Works Having No Copyright

Parallel Import

The present Copyright Ordinance outlaws parallel import ( ) of a copyright work. Goods of parallel import for the purpose of the Copyright Ordinance means a copy of that work which was lawfully manufactured in the country or territory where it was made. Such works, despite being authentic, are defined by the Ordinance as 'infringing copy'. According to the Ordinance, a copy of copyright work imported into Hong Kong by way of parallel import and which, if made in Hong Kong, would have either infringed the copyright in that work, or breached an exclusive licence agreement relating to the software, is regarded as an infringing copy.

Whether the goods so imported are 'infringing copy' has a time element, namely it only been published for 18 months or less.

Henceforth, if the works are so imported into Hong Kong and are possessed for the purpose of, in connection with or in the course of trade or business, it is a criminal offence. The penalty is just like possessing a 'pirated copy' of a work. The maximum penalty is $50,000 per infringing copy (which is in fact a copy so imported by parallel import) and 4 years imprisonment.

Goods having been published for more than 18 months will not attract criminal liability. It will nevertheless potentially attract civil liability under the trade mark laws.

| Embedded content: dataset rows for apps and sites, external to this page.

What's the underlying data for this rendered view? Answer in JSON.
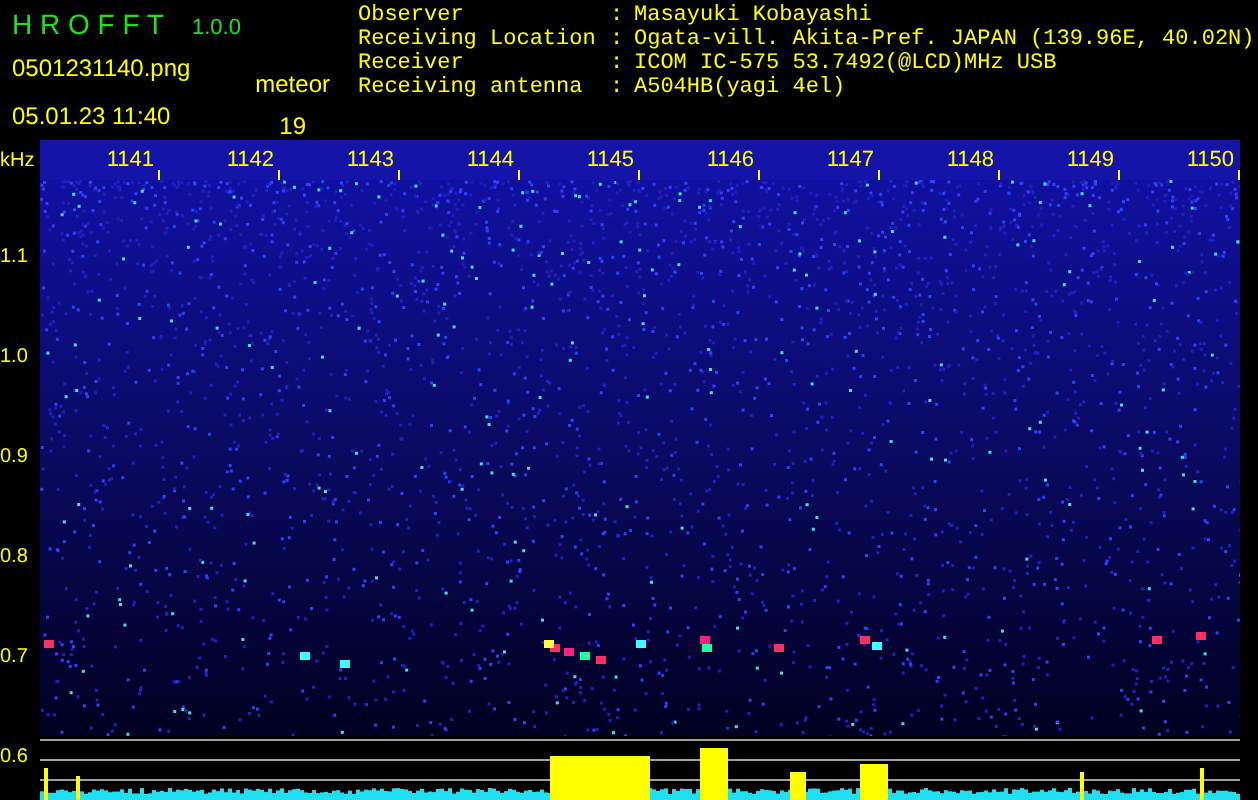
{
  "header": {
    "title": "H R O F F T",
    "version": "1.0.0",
    "file_name": "0501231140.png",
    "timestamp": "05.01.23 11:40",
    "detection_label": "meteor",
    "detection_count": "19"
  },
  "info": [
    {
      "label": "Observer",
      "separator": ":",
      "value": "Masayuki Kobayashi"
    },
    {
      "label": "Receiving Location",
      "separator": ":",
      "value": "Ogata-vill. Akita-Pref. JAPAN (139.96E, 40.02N)"
    },
    {
      "label": "Receiver",
      "separator": ":",
      "value": "ICOM IC-575 53.7492(@LCD)MHz USB"
    },
    {
      "label": "Receiving antenna",
      "separator": ":",
      "value": "A504HB(yagi 4el)"
    }
  ],
  "spectrogram": {
    "unit": "kHz",
    "x_labels": [
      "1141",
      "1142",
      "1143",
      "1144",
      "1145",
      "1146",
      "1147",
      "1148",
      "1149",
      "1150"
    ],
    "y_labels": [
      "1.1",
      "1.0",
      "0.9",
      "0.8",
      "0.7",
      "0.6"
    ]
  }
}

In May, 2001, the Industry and Commerce Bureau has released for consultation a proposal to remove the criminal and civil liability elements on possession etc of computer programs imported into Hong Kong by parallel import. The proposal originated from the public's outcry of insufficient competitiveness of the market in computer programs. The consultation closes on 15 June 2001.